W. H. Trescott, Assistant Secretary of State, called to сH. XVIII. see me this evening, and conversed at length upon the condition of things in South Carolina, of which State he is a native. He expressed no sort of doubt whatever of his State separating from the Union. He brought me a letter from Mr. Drayton, the agent of the State, proposing to buy ten thousand muskets for the use of the State...

November 10. . . Beach, Thompson, and Cobb came over with me from Cabinet and staid, taking informally a family dinner. The party was free and communicative; Toucey would not stay for dinner. Mr. Pickens, late Minister to Russia, came in after dinner with Mr. Trescott, Assistant Secretary of State, and sat an hour, talking about the distracted state of public feeling at the South. He seemed to think the time had come for decisive measures to be taken by the South.

November 11. I spent an hour at the President's, where I met Thompson, Robert McGraw, and some others; we sat around the tea-table and discussed the disunion movements of the South. This seems to be the absorbing topic everywhere.

November 12. Dispatched the ordinary business of the department; dined at 5 o'clock; Mr. Pickens, late Minister to Russia, Mr. Trescott, Mr. Secretary Thompson, Mr. McGraw, Mr. Browne, editor of the "Constitution," were of the party. The chief topic of discussion was, as usual, the excitement in the South. The belief seemed to be that disunion was inevitable; Pickens, usually very cool and conservative, was excited and warm. My own conservatism seems in these discussions to be unusual and almost misplaced.

W. H. TRESCOTT TO R. BARNWELL RHETT.
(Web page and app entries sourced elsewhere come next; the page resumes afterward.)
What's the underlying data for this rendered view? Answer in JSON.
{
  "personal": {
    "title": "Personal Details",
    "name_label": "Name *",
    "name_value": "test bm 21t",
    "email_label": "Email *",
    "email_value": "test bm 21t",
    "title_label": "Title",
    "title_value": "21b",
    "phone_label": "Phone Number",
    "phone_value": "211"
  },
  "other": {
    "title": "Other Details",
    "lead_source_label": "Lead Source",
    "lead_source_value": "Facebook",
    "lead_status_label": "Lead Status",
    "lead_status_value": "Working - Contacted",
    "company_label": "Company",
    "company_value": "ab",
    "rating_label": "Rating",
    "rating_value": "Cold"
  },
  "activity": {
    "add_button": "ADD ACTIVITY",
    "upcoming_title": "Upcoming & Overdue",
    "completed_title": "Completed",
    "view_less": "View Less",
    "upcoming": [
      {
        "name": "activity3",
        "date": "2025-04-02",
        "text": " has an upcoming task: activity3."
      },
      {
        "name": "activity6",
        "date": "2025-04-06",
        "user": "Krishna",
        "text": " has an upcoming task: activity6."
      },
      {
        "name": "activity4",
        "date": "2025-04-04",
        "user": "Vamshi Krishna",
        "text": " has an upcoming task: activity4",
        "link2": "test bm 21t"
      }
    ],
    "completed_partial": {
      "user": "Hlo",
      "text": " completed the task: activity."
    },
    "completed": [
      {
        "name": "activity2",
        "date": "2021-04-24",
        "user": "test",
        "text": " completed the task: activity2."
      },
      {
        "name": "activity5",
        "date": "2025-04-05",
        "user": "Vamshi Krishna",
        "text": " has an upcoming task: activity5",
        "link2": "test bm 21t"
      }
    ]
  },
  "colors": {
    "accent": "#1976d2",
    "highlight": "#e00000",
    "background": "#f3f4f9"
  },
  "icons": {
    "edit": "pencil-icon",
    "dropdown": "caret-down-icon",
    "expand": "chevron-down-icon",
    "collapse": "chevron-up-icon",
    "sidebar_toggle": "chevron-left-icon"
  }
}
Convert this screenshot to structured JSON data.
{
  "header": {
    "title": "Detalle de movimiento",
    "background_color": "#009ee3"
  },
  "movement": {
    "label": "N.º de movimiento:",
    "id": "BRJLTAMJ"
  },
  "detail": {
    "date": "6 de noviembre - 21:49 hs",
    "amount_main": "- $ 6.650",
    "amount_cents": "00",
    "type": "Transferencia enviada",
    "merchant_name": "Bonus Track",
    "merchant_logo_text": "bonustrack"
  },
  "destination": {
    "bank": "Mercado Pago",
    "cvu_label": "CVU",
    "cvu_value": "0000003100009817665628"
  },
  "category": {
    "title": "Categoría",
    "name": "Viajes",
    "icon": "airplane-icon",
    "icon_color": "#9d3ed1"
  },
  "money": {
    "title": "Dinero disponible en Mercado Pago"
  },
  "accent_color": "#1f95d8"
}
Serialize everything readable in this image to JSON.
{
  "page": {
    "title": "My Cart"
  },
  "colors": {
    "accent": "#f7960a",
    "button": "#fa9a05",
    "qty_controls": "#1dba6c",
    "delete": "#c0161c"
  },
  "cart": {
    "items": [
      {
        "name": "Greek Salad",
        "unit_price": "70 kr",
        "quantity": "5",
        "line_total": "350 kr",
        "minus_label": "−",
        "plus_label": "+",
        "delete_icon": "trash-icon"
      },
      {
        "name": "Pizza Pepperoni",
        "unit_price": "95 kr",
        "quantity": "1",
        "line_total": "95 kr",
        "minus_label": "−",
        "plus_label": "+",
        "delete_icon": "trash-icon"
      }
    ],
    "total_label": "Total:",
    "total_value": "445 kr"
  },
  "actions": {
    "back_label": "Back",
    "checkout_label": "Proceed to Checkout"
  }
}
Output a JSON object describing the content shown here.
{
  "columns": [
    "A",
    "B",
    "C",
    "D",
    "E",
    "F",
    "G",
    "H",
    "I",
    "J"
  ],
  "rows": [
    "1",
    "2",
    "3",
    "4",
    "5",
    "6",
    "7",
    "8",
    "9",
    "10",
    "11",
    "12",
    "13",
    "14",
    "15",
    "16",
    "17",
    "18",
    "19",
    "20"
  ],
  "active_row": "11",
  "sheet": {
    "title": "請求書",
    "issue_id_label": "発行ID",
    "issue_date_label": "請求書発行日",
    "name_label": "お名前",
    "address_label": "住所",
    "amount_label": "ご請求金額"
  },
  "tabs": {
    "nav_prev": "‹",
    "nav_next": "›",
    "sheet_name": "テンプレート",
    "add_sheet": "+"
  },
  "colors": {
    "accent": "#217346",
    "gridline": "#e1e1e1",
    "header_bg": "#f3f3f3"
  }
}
WASHINGTON, Nov. 1, 1860. DEAR RHETT: I received your letter this morning. As to my views or opinions of the Administration, I can, of course, say nothing. As to Mr. Cobb's views, he is willing that I should communicate them to you, in order that they may aid you in forming your own judgment; but,

« ПредыдущаяПродолжить »